AIM OF THE EXERCISE: Take the line containing "Enumerate this screenshot's" through the last line of the data and retype those lines exactly. Pictures do not belong in the copy.

RECORDED INFORMATION:
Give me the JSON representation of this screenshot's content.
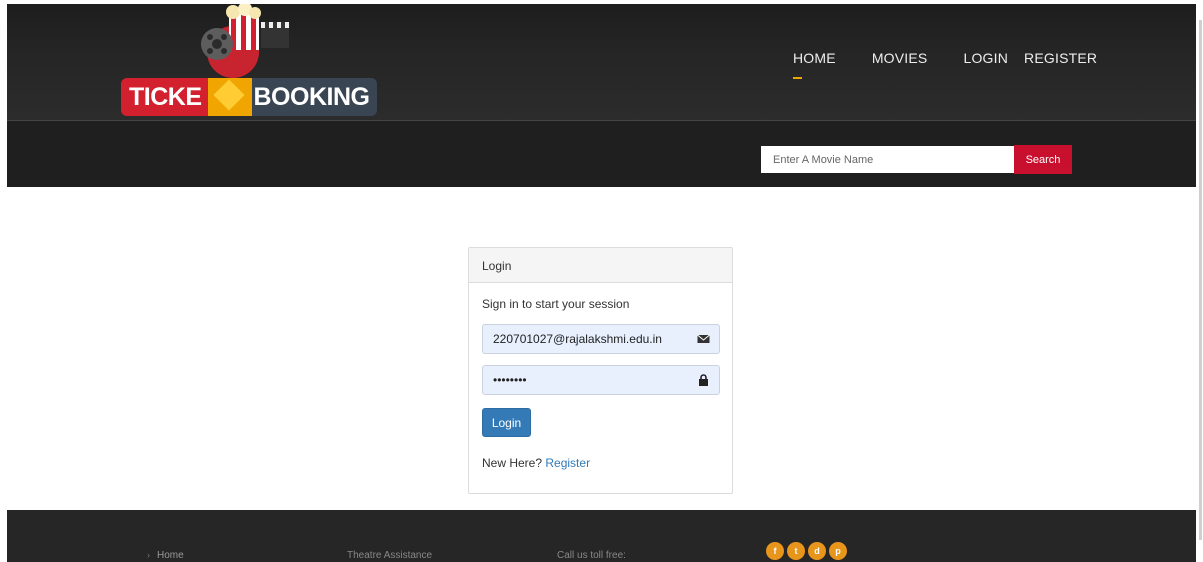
{
  "brand": {
    "logo_left": "TICKE",
    "logo_right": "BOOKING"
  },
  "nav": {
    "items": [
      {
        "label": "HOME"
      },
      {
        "label": "MOVIES"
      },
      {
        "label": "LOGIN"
      },
      {
        "label": "REGISTER"
      }
    ]
  },
  "search": {
    "placeholder": "Enter A Movie Name",
    "button_label": "Search"
  },
  "login_panel": {
    "heading": "Login",
    "subtitle": "Sign in to start your session",
    "email_value": "220701027@rajalakshmi.edu.in",
    "password_value": "••••••••",
    "button_label": "Login",
    "new_here": "New Here?",
    "register_link": "Register",
    "email_icon": "envelope-icon",
    "password_icon": "lock-icon"
  },
  "footer": {
    "home_link": "Home",
    "col2": "Theatre Assistance",
    "col3": "Call us toll free:",
    "social": [
      {
        "icon": "facebook-icon",
        "glyph": "f"
      },
      {
        "icon": "twitter-icon",
        "glyph": "t"
      },
      {
        "icon": "dribbble-icon",
        "glyph": "d"
      },
      {
        "icon": "pinterest-icon",
        "glyph": "p"
      }
    ]
  },
  "colors": {
    "accent": "#f0a500",
    "search_button": "#c8102e",
    "primary_button": "#337ab7",
    "social": "#e8951c"
  }
}
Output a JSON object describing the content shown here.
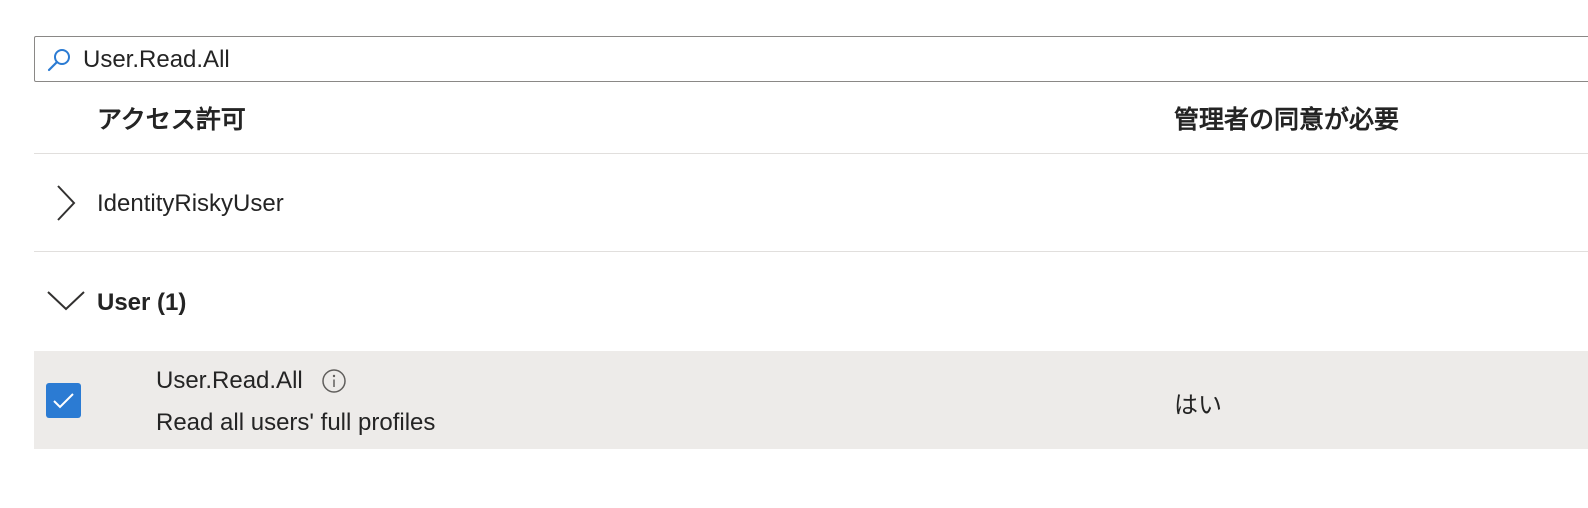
{
  "search": {
    "value": "User.Read.All",
    "icon": "search-icon"
  },
  "columns": {
    "permission": "アクセス許可",
    "admin_consent": "管理者の同意が必要"
  },
  "groups": [
    {
      "label": "IdentityRiskyUser",
      "expanded": false,
      "icon": "chevron-right-icon"
    },
    {
      "label": "User (1)",
      "expanded": true,
      "icon": "chevron-down-icon",
      "permissions": [
        {
          "name": "User.Read.All",
          "description": "Read all users' full profiles",
          "admin_consent": "はい",
          "checked": true
        }
      ]
    }
  ],
  "colors": {
    "accent": "#2b7bd3",
    "selected_row": "#edebe9",
    "divider": "#e1dfdd"
  }
}
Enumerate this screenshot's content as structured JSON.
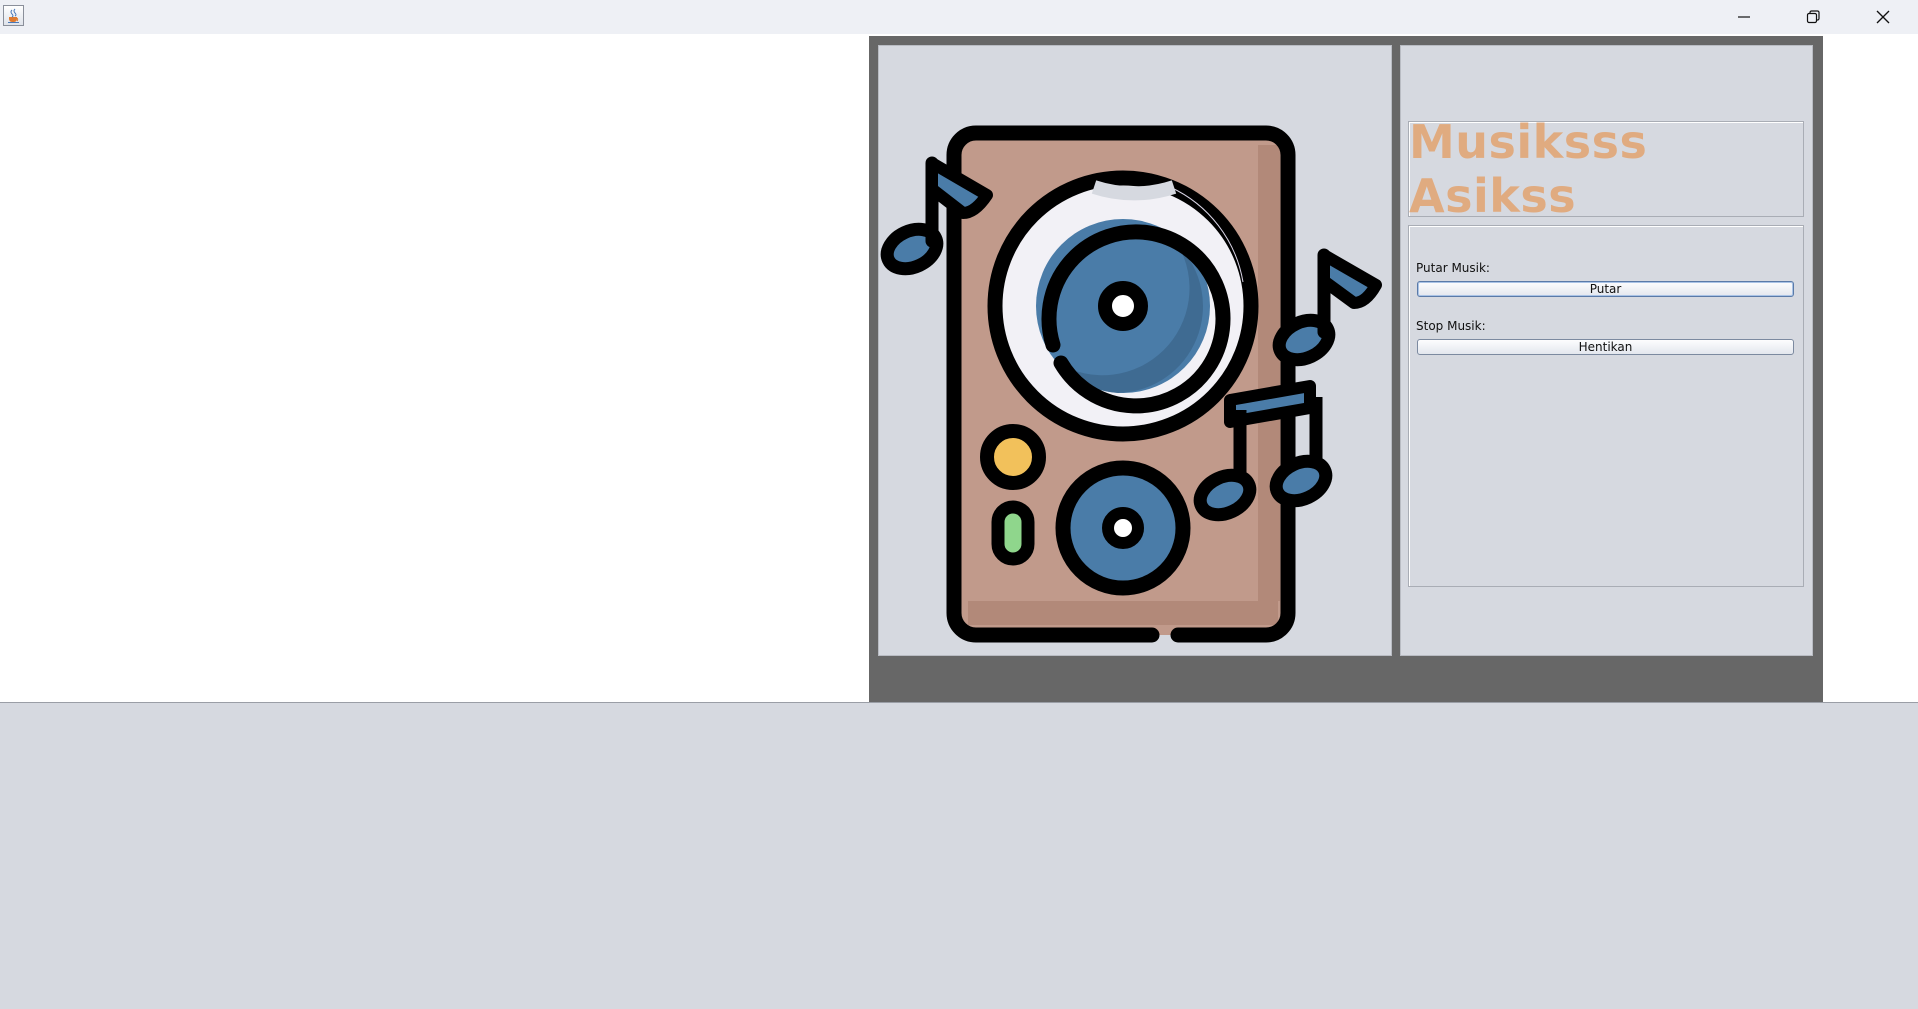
{
  "window": {
    "icon": "java-coffee-cup-icon",
    "controls": {
      "minimize_icon": "minimize-icon",
      "restore_icon": "restore-icon",
      "close_icon": "close-icon"
    }
  },
  "illustration": {
    "icon": "speaker-with-music-notes-illustration",
    "colors": {
      "cabinet": "#c19a8b",
      "cone": "#4a7ca8",
      "outline": "#000000",
      "knob": "#f2c15b",
      "indicator": "#8fd68c"
    }
  },
  "app": {
    "title": "Musiksss Asikss",
    "title_color": "#e0ab80",
    "play": {
      "label": "Putar Musik:",
      "button": "Putar"
    },
    "stop": {
      "label": "Stop Musik:",
      "button": "Hentikan"
    }
  }
}
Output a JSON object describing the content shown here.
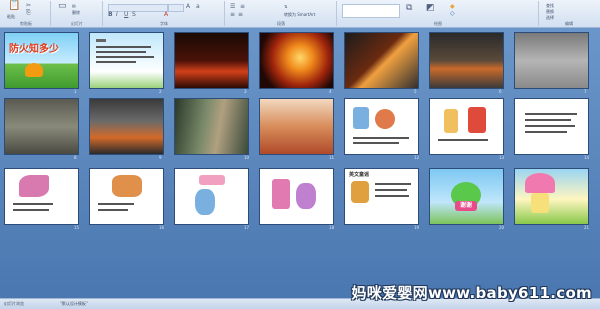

SOLUTION TO THE EXERCISE:
Enumerate this screenshot's content as structured JSON.
{
  "window": {
    "icon": "java-coffee-cup-icon",
    "controls": {
      "minimize_icon": "minimize-icon",
      "restore_icon": "restore-icon",
      "close_icon": "close-icon"
    }
  },
  "illustration": {
    "icon": "speaker-with-music-notes-illustration",
    "colors": {
      "cabinet": "#c19a8b",
      "cone": "#4a7ca8",
      "outline": "#000000",
      "knob": "#f2c15b",
      "indicator": "#8fd68c"
    }
  },
  "app": {
    "title": "Musiksss Asikss",
    "title_color": "#e0ab80",
    "play": {
      "label": "Putar Musik:",
      "button": "Putar"
    },
    "stop": {
      "label": "Stop Musik:",
      "button": "Hentikan"
    }
  }
}
Output a JSON object describing the content shown here.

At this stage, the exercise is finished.